Tom adds: “When I started out, there were a handful of other guys. In just a few years, the number of and quality of the athletes have both grown so much. It’s an amazing community – not unlike the vegan community – full of like-minded people. I’ve been doing it for about 10 years. I started freestyle when I was 12. Before that I had been playing football, and maybe it’s something I could have done well in, but I didn’t have the right commitment. When I picked up the ball and started doing freestyle tricks, it was something I really wanted to spend time doing, I really wanted to train. There are no shortcuts, you just have to put in the work – so that should come from a place of enjoyment.”
This passion has led to a number of significant accomplishments over the years. Tom says: “I would say one of my biggest achievements is coming second in a big competition in China, hosted by Red Bull. I like how the company does so much helping niche sports develop.
“When it comes to accomplishments from a personal point of view, I have always had people I looked up to, and would message, asking questions and looking for advice. For me to now be in a position where people are messaging me, saying that I inspire them, is amazing –and definitely feels like one of my most important achievements.”
He values social media for the role it has played in developing both of his passions of freestyle football and veganism. At the time of going to press, Tom has around 60,000 Instagram followers – a count which is rapidly growing. Fans check out his timeline to watch video clips of him performing astonishing freestyle moves, as well as snaps documenting his travel and lifestyle. He also uses the platform to showcase delicious vegan meals, inviting positive commentary on his food choices, and inspiring others to give vegan food a try. “I love how it gives you the opportunity to be interactive with inspiring people from all over the globe,” he says.
When it comes to people who inspire him as a vegan, like many others, Tom lists former world champion free runner Timothy Shieff as a key figure. “I do find him really inspiring. It feels like now he’s focussed his attention on something that’s bigger than himself,” Tom explains. “Seeing him go from athlete to vegan activist is definitely amazing. I firmly believe there is a whole spectrum of activism, and for some people, it’s right for them to go on marches and to be more militant. For many, the Earthlings Experience (where masked, silent activists hold screens playing the documentary, for members of the public to watch) is amazing. For others, that’s too extreme an introduction. In a way, I feel that just being vegan is a form of activism in itself, as you are rejecting so much of the commodification of animals.”

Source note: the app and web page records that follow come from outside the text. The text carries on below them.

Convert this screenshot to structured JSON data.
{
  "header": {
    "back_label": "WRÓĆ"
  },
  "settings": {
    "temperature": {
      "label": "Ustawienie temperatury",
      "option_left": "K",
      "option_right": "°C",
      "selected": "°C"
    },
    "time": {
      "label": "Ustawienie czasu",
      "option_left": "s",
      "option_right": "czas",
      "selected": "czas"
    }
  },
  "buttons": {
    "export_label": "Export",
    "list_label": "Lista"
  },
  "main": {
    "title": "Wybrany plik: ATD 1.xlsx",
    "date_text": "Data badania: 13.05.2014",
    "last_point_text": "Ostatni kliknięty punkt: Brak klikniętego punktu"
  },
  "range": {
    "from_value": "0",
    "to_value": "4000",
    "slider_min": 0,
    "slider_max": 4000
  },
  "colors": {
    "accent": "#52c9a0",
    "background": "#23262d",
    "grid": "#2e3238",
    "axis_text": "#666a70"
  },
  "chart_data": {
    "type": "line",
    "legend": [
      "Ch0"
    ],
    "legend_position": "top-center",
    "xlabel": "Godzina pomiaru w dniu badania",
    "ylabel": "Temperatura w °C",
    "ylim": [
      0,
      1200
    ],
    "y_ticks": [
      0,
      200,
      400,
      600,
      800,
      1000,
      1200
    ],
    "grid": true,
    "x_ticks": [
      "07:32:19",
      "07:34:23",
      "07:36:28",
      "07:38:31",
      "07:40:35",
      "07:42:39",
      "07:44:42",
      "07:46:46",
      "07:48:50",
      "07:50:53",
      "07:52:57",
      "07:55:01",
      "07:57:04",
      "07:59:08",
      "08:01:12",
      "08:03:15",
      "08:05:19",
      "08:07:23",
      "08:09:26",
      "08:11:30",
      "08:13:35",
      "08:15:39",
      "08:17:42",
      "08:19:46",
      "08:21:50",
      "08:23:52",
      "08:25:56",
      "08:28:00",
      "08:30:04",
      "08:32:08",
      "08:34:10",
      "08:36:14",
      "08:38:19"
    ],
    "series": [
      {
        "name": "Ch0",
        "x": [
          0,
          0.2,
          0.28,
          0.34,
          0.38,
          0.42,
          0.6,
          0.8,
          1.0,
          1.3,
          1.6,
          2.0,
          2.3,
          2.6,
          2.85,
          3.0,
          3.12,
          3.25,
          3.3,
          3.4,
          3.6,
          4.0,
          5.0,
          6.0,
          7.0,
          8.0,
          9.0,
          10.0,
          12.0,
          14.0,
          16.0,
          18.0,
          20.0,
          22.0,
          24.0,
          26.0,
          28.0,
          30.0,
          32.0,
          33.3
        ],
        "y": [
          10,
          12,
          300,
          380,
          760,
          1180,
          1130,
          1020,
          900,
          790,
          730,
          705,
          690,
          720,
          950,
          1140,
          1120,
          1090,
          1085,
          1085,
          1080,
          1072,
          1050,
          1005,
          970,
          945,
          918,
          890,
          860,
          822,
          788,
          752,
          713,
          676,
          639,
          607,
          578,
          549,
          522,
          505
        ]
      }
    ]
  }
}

And the change has not just impacted on his sporting performance, but on his whole life. Tom says: “I was never the type of person to think about diet. My sister was vegetarian for quite a while, and like an ignorant meat eater, I would laugh at her and wave bacon in her face. It wasn’t until I started doing some serious soul searching some time later that I changed. After finding out about some of the disgusting ways animals are treated, that was it for me. There and then I vowed not to eat any animal products anymore – that was just over three years ago.
“It’s difficult to explain the mental and spiritual transformation I’ve experienced, and it’s something that will always be really important to me. Once I’d made the decision to become vegan, there was never going to be any going back.
You can follow Tom on Instagram @tomfolanfs and on Twitter @TomFolanFS